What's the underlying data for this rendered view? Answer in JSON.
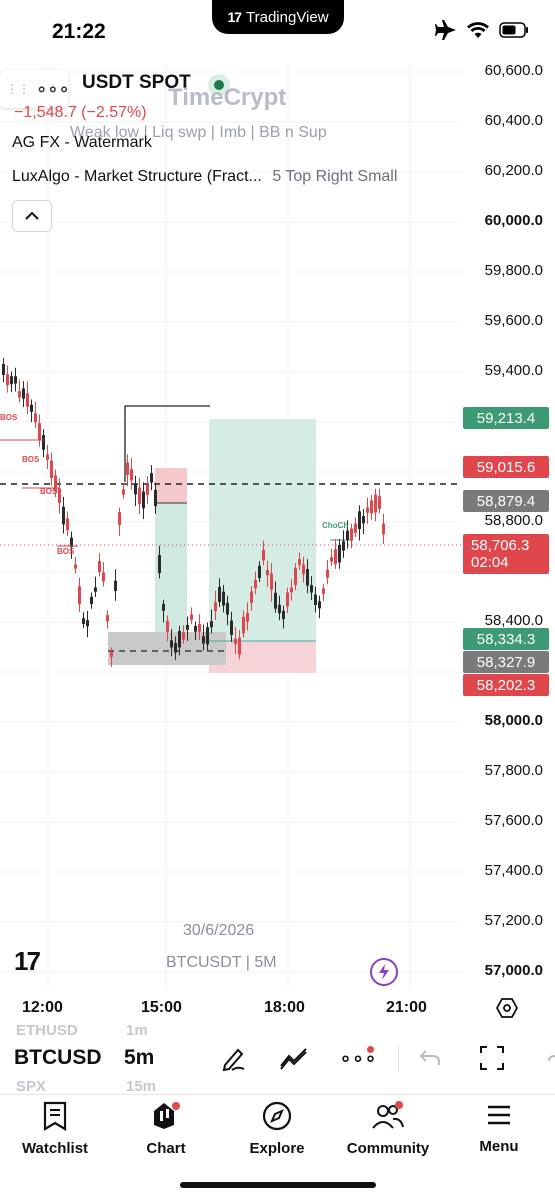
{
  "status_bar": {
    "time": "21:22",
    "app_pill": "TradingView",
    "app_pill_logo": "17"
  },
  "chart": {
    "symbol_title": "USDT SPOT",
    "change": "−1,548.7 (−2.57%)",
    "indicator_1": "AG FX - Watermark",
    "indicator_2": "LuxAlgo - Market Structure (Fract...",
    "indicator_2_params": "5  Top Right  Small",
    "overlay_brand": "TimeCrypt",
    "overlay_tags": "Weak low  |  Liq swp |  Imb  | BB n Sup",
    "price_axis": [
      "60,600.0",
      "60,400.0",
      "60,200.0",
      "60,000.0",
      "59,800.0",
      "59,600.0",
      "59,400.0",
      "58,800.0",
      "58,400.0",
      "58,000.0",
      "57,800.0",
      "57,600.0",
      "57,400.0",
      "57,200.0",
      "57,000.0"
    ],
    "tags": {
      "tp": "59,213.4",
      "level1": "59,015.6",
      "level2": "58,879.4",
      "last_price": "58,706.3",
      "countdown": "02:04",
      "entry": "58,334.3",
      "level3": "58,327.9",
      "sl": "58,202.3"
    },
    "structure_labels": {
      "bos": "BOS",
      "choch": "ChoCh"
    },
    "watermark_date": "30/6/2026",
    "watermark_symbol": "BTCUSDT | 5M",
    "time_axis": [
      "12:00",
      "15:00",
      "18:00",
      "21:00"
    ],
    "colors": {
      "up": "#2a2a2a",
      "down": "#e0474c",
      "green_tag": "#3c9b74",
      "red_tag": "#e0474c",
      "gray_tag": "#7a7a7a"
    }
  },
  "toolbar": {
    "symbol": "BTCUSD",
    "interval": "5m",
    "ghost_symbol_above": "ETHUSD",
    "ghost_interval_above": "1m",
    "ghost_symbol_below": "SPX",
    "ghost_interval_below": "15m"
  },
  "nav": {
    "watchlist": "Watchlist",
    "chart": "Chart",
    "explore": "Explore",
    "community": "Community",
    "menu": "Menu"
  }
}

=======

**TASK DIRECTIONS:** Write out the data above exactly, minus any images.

**RESULT:**
What's the underlying data for this rendered view? Answer in JSON.
{
  "status_bar": {
    "time": "21:22",
    "app_pill": "TradingView",
    "app_pill_logo": "17"
  },
  "chart": {
    "symbol_title": "USDT SPOT",
    "change": "−1,548.7 (−2.57%)",
    "indicator_1": "AG FX - Watermark",
    "indicator_2": "LuxAlgo - Market Structure (Fract...",
    "indicator_2_params": "5  Top Right  Small",
    "overlay_brand": "TimeCrypt",
    "overlay_tags": "Weak low  |  Liq swp |  Imb  | BB n Sup",
    "price_axis": [
      "60,600.0",
      "60,400.0",
      "60,200.0",
      "60,000.0",
      "59,800.0",
      "59,600.0",
      "59,400.0",
      "58,800.0",
      "58,400.0",
      "58,000.0",
      "57,800.0",
      "57,600.0",
      "57,400.0",
      "57,200.0",
      "57,000.0"
    ],
    "tags": {
      "tp": "59,213.4",
      "level1": "59,015.6",
      "level2": "58,879.4",
      "last_price": "58,706.3",
      "countdown": "02:04",
      "entry": "58,334.3",
      "level3": "58,327.9",
      "sl": "58,202.3"
    },
    "structure_labels": {
      "bos": "BOS",
      "choch": "ChoCh"
    },
    "watermark_date": "30/6/2026",
    "watermark_symbol": "BTCUSDT | 5M",
    "time_axis": [
      "12:00",
      "15:00",
      "18:00",
      "21:00"
    ],
    "colors": {
      "up": "#2a2a2a",
      "down": "#e0474c",
      "green_tag": "#3c9b74",
      "red_tag": "#e0474c",
      "gray_tag": "#7a7a7a"
    }
  },
  "toolbar": {
    "symbol": "BTCUSD",
    "interval": "5m",
    "ghost_symbol_above": "ETHUSD",
    "ghost_interval_above": "1m",
    "ghost_symbol_below": "SPX",
    "ghost_interval_below": "15m"
  },
  "nav": {
    "watchlist": "Watchlist",
    "chart": "Chart",
    "explore": "Explore",
    "community": "Community",
    "menu": "Menu"
  }
}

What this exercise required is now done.